Each of the records must appear again, exactly as it was written.
*** Opening Data for review ***
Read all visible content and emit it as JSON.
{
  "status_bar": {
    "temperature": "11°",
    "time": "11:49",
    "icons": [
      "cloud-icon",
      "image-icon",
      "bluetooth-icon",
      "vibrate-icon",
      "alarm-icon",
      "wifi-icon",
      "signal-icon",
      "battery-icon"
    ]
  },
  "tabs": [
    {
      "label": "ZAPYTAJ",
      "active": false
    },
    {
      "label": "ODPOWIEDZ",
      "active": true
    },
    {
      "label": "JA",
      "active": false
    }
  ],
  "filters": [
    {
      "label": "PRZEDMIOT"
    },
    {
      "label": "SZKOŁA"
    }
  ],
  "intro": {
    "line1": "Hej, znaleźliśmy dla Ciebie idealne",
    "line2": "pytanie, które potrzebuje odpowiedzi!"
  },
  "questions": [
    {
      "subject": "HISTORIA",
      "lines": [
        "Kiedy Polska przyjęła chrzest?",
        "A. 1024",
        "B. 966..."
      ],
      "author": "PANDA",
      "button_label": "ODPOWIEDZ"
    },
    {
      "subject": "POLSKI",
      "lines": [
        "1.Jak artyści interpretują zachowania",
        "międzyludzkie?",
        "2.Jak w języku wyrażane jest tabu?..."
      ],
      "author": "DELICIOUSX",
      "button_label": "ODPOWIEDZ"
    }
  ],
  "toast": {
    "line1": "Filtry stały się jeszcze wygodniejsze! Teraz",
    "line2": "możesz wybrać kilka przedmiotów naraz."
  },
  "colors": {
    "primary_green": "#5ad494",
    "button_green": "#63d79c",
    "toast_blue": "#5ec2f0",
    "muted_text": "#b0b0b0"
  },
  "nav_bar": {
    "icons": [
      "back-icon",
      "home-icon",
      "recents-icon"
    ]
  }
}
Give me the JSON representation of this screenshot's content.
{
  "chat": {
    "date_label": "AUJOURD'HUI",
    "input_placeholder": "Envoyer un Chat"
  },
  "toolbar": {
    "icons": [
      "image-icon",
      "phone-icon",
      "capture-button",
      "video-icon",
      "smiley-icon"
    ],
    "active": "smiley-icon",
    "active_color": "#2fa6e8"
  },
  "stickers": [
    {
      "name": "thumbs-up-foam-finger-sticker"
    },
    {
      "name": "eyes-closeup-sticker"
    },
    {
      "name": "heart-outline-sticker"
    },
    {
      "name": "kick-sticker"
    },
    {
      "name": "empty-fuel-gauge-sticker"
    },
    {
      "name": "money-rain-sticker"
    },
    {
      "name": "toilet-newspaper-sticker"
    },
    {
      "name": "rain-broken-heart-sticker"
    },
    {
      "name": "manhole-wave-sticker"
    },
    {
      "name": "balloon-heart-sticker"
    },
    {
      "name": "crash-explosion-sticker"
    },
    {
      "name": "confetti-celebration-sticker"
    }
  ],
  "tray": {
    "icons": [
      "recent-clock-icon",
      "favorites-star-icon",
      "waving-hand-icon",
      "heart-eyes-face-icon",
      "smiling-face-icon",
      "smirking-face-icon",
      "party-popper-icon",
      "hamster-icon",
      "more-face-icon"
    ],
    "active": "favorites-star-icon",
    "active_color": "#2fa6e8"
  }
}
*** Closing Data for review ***
◆ Exercise answer
Read all visible content and emit it as JSON.
{
  "status_bar": {
    "temperature": "11°",
    "time": "11:49",
    "icons": [
      "cloud-icon",
      "image-icon",
      "bluetooth-icon",
      "vibrate-icon",
      "alarm-icon",
      "wifi-icon",
      "signal-icon",
      "battery-icon"
    ]
  },
  "tabs": [
    {
      "label": "ZAPYTAJ",
      "active": false
    },
    {
      "label": "ODPOWIEDZ",
      "active": true
    },
    {
      "label": "JA",
      "active": false
    }
  ],
  "filters": [
    {
      "label": "PRZEDMIOT"
    },
    {
      "label": "SZKOŁA"
    }
  ],
  "intro": {
    "line1": "Hej, znaleźliśmy dla Ciebie idealne",
    "line2": "pytanie, które potrzebuje odpowiedzi!"
  },
  "questions": [
    {
      "subject": "HISTORIA",
      "lines": [
        "Kiedy Polska przyjęła chrzest?",
        "A. 1024",
        "B. 966..."
      ],
      "author": "PANDA",
      "button_label": "ODPOWIEDZ"
    },
    {
      "subject": "POLSKI",
      "lines": [
        "1.Jak artyści interpretują zachowania",
        "międzyludzkie?",
        "2.Jak w języku wyrażane jest tabu?..."
      ],
      "author": "DELICIOUSX",
      "button_label": "ODPOWIEDZ"
    }
  ],
  "toast": {
    "line1": "Filtry stały się jeszcze wygodniejsze! Teraz",
    "line2": "możesz wybrać kilka przedmiotów naraz."
  },
  "colors": {
    "primary_green": "#5ad494",
    "button_green": "#63d79c",
    "toast_blue": "#5ec2f0",
    "muted_text": "#b0b0b0"
  },
  "nav_bar": {
    "icons": [
      "back-icon",
      "home-icon",
      "recents-icon"
    ]
  }
}
Give me the JSON representation of this screenshot's content.
{
  "chat": {
    "date_label": "AUJOURD'HUI",
    "input_placeholder": "Envoyer un Chat"
  },
  "toolbar": {
    "icons": [
      "image-icon",
      "phone-icon",
      "capture-button",
      "video-icon",
      "smiley-icon"
    ],
    "active": "smiley-icon",
    "active_color": "#2fa6e8"
  },
  "stickers": [
    {
      "name": "thumbs-up-foam-finger-sticker"
    },
    {
      "name": "eyes-closeup-sticker"
    },
    {
      "name": "heart-outline-sticker"
    },
    {
      "name": "kick-sticker"
    },
    {
      "name": "empty-fuel-gauge-sticker"
    },
    {
      "name": "money-rain-sticker"
    },
    {
      "name": "toilet-newspaper-sticker"
    },
    {
      "name": "rain-broken-heart-sticker"
    },
    {
      "name": "manhole-wave-sticker"
    },
    {
      "name": "balloon-heart-sticker"
    },
    {
      "name": "crash-explosion-sticker"
    },
    {
      "name": "confetti-celebration-sticker"
    }
  ],
  "tray": {
    "icons": [
      "recent-clock-icon",
      "favorites-star-icon",
      "waving-hand-icon",
      "heart-eyes-face-icon",
      "smiling-face-icon",
      "smirking-face-icon",
      "party-popper-icon",
      "hamster-icon",
      "more-face-icon"
    ],
    "active": "favorites-star-icon",
    "active_color": "#2fa6e8"
  }
}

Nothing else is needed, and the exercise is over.